Come anytime of year! You'll always find regions with a pleasant climate. Grand Canyon National Park and most other major attractions stay open year-round. The seasons do have a big influence on the Great Outdoors, however, so it's worth planning your travels to take the best advantage of the state's attractions.

In the high country of the north and east, this is a wonderful time to enjoy pine-scented breezes on a hike, out on the water, or on a scenic drive. Mountain towns put on many festivals, concerts, and rodeos.
    The deserts turn into an oven, so you probably won't linger in them, but air-conditioning makes life pleasant even here, and you may wish to take in some of the top sights in cities such as Phoenix and Tucson. If you'd like to stretch your legs, early mornings can be pleasant for short excursions into the desert. At the Grand Canyon, the Inner Gorge becomes too hot for hiking, but the upper and rim trails offer fine scenery and the likelihood of a cool breeze, especially on the North Rim. Irregular thunderstorms arrive in late summer, adding refreshing coolness to the air at the higher elevations and miserable humidity to the desert. Plants sprout new greenery and some burst into flower.

Nearly the entire state enjoys warm and dry weather, though hot temperatures can linger into October at the lowest elevations, and the possibility of snow gradually increases on the plateaus and mountains. Aspens turn to gold in the high country in late September and early October, followed by colorful displays of oaks, cottonwoods, and other deciduous plants in canyons lower down.

Desert dwellers enjoy springlike weather for most of this season. It's also a fine time for exploring the rugged mountain ranges of the south and west, where you're likely to come across ghost towns, prehistoric rock art, and other reminders of the past. Flocks of "snowbirds," mostly retirees, leave their frosty northern homes for the sun in Arizona's luxurious resorts or out in remote desert locales. Phoenix, Tucson, and the other valley communities put on many events during the cooler months.
    You can also enjoy travels in the high country, as weather tends to be bright and sunny even in midwinter. Keep an ear out for weather forecasts, because passing snowstorms can make driving difficult for a few days. Only a handful of highways close for the entire winter, most notably AZ 67 to Bright Angel Point on the Grand Canyon's North Rim. Gentle rains—snow in the mountains—arrive now and then.
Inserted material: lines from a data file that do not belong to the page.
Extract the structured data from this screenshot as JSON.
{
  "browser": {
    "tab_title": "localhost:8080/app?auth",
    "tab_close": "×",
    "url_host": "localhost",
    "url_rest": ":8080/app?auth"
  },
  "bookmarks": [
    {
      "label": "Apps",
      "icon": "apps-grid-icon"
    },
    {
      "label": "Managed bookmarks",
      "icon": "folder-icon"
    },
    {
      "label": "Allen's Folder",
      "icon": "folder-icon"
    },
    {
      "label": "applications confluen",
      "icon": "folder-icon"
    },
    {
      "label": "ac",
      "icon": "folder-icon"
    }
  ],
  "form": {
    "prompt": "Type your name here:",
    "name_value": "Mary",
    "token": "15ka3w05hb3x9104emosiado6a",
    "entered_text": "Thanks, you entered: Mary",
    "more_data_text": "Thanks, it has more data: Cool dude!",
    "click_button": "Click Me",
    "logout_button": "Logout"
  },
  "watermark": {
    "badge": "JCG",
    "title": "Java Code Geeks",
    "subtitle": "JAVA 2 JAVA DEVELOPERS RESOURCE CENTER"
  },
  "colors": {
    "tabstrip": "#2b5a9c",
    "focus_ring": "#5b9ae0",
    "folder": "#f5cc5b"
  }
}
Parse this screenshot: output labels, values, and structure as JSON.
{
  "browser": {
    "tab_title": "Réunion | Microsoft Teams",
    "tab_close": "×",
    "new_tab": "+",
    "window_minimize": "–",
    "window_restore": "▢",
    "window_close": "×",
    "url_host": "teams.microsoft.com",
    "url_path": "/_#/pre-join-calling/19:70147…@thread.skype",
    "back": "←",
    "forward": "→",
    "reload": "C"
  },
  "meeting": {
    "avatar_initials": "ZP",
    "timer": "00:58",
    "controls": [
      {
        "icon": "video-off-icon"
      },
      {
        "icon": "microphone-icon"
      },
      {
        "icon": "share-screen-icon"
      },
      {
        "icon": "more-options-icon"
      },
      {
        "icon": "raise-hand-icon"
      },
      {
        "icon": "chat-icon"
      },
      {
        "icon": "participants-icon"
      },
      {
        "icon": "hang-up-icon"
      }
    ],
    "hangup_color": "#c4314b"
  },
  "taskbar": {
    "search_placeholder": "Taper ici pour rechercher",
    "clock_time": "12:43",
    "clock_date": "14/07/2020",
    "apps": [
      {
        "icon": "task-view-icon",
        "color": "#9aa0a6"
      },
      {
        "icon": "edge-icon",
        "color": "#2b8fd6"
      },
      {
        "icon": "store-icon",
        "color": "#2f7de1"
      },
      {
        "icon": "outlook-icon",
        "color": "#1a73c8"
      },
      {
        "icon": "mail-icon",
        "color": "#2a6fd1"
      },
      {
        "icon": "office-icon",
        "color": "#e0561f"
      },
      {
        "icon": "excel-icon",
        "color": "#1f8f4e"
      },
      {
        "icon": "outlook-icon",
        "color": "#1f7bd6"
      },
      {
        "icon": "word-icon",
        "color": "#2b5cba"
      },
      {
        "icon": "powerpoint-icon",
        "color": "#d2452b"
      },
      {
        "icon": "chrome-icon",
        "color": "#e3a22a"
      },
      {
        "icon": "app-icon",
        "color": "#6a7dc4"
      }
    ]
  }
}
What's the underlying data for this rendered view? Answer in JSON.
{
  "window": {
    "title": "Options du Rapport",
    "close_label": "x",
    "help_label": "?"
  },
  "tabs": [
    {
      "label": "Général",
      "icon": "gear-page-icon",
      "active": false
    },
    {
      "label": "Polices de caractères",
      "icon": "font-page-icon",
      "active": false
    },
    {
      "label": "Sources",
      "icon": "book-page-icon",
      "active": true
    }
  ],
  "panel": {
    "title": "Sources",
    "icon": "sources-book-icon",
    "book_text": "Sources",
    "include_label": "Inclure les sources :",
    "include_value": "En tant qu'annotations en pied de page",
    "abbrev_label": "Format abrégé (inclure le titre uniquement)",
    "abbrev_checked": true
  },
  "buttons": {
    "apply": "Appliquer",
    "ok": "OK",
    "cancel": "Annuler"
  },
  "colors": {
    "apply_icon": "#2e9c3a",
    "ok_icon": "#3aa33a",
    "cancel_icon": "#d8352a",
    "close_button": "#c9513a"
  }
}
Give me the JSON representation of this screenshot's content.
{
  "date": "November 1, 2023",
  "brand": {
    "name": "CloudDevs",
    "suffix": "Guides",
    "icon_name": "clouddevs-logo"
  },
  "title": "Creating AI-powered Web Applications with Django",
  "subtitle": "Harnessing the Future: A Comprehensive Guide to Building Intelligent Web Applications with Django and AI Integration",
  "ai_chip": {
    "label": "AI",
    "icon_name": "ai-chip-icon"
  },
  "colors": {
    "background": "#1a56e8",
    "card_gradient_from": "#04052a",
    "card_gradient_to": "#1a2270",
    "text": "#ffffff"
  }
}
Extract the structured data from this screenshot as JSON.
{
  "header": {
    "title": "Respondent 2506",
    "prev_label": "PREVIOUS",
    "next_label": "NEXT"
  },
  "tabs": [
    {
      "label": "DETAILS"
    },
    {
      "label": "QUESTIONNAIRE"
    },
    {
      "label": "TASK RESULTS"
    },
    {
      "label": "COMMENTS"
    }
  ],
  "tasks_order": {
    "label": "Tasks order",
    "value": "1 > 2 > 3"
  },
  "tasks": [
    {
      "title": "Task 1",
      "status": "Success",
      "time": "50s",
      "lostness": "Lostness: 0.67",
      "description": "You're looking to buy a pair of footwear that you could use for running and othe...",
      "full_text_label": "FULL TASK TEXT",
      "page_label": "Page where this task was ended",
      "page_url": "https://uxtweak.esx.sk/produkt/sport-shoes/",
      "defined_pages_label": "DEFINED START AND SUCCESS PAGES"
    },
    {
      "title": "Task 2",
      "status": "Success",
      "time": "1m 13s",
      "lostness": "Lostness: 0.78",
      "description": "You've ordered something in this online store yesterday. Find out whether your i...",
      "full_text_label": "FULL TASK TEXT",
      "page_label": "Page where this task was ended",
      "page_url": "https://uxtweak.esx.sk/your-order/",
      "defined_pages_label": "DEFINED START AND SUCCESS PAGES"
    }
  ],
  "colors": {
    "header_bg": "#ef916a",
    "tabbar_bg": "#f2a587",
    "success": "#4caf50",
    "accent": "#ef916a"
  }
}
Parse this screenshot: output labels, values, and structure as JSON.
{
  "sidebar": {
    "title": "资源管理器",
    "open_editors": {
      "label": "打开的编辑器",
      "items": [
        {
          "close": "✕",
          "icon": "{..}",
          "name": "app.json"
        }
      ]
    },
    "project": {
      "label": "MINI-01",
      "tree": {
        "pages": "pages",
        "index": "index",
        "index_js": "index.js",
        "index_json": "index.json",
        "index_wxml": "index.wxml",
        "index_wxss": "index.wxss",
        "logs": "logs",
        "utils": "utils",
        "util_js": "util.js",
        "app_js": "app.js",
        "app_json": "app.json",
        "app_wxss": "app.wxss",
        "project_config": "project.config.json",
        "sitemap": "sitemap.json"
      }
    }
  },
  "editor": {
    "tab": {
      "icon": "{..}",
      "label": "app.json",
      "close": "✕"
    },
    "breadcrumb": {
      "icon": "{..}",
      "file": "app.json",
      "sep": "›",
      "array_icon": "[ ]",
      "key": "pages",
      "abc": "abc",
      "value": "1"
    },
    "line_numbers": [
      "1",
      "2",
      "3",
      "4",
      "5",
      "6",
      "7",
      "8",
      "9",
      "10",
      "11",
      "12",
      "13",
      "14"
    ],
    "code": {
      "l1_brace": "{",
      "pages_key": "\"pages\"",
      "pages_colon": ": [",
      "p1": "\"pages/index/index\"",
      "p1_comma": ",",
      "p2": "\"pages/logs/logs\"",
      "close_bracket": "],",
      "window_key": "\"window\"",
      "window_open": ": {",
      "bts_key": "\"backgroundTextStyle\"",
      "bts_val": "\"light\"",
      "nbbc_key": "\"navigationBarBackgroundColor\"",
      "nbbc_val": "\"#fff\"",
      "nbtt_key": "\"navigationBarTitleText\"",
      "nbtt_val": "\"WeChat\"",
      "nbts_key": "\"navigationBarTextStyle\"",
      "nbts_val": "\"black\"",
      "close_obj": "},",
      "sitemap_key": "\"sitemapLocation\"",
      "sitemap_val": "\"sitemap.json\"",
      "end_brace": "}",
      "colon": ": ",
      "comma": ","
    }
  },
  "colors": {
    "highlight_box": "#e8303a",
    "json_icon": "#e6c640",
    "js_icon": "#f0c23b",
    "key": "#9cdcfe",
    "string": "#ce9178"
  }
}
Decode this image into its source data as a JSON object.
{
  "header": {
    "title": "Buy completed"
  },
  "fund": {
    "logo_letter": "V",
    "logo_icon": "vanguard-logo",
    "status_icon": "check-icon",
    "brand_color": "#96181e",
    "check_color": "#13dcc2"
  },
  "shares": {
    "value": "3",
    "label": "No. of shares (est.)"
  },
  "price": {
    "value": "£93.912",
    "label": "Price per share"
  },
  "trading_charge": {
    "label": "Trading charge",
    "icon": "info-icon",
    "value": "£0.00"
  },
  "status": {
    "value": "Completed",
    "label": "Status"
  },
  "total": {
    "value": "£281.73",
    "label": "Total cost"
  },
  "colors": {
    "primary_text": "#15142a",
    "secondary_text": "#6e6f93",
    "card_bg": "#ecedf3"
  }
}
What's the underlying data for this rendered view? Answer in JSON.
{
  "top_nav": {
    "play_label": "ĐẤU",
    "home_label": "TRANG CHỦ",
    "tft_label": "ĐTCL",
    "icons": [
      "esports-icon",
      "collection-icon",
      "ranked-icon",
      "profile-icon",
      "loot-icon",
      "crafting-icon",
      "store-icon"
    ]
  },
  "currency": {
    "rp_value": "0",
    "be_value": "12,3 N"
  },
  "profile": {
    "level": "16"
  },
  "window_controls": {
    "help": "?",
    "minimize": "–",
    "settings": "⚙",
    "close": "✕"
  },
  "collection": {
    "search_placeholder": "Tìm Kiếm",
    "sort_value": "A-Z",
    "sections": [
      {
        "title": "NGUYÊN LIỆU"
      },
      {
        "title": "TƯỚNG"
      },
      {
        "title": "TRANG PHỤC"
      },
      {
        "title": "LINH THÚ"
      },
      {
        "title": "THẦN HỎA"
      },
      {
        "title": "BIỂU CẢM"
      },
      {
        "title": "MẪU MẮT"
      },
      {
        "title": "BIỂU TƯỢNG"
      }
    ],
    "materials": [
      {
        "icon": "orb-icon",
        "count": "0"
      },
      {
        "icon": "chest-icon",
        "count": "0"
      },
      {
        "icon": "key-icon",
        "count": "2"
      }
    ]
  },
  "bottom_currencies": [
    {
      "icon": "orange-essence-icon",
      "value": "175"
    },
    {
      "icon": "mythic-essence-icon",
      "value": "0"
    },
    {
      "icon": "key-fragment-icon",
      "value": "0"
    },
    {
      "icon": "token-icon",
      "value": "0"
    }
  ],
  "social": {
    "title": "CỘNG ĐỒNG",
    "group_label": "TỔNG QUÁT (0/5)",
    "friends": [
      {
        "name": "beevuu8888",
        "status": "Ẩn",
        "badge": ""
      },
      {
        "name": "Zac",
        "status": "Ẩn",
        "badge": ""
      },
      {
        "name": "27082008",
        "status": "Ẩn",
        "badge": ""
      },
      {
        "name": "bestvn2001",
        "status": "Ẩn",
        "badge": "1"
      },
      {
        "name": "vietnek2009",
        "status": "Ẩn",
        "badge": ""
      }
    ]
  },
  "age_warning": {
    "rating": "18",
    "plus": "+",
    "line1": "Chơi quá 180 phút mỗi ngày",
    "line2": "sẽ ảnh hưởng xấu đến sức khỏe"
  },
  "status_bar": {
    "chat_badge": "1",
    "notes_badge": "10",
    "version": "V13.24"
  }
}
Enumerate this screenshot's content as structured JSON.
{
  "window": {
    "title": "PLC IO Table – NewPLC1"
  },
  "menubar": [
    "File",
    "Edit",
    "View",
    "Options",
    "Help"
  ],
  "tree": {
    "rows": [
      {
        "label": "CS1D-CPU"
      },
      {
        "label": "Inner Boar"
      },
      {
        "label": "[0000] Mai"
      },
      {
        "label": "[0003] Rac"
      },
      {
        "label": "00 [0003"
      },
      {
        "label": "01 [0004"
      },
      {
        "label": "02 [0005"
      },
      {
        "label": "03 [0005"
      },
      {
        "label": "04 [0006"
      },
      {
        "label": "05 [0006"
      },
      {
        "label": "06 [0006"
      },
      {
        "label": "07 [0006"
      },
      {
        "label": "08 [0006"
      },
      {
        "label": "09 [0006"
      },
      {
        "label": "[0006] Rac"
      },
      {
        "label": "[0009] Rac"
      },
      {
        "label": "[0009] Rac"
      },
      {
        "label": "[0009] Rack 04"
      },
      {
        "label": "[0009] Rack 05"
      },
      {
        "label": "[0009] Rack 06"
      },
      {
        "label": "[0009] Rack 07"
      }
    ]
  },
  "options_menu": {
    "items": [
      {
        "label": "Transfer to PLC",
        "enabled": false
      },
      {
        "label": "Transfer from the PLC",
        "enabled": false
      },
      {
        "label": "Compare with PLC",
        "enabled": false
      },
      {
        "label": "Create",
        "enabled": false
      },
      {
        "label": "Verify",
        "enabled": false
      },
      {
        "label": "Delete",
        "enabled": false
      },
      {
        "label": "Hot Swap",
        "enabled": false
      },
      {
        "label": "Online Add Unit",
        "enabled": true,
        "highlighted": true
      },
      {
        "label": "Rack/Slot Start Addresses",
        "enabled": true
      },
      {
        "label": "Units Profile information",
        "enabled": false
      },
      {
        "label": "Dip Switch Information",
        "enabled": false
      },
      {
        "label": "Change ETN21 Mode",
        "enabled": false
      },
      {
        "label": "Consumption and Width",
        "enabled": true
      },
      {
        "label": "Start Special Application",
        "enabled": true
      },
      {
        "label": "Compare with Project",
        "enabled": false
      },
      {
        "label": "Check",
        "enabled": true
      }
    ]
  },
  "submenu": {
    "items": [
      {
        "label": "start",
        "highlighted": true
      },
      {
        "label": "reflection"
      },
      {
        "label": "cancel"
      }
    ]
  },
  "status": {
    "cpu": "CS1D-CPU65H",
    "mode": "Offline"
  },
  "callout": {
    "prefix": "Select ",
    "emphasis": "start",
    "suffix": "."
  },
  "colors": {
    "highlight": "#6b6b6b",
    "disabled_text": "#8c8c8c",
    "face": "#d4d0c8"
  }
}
The warmth and flowers arrive as early as February in the low deserts and gradually work their way up to the higher mountains by May. The desert country shines with wildflowers in early spring, the choice time to visit. Each year's floral display depends on both the amount and timing of rains in the preceding winter. By April, when the saguaro and other large cacti bloom, the snowbirds have long gone and locals start up their air conditioners. The mountains shake off most of their remaining snow and experience warm, dry days.


Comfortable walking shoes should be at the top of your list—Arizona has many wonderful day hikes and strolls! Also check that you have a hat and sunscreen.
    Arizonans tend to dress informally. You're unlikely to need a tie or an evening gown, and "business casual" will do fine at most upscale restaurants. A warm jacket or sweater will often be handy in the evenings, as the dry air quickly cools after sundown. Winter gear will keep you comfortable on travels in the high country, when temperatures can drop well below freezing.

On to The Regions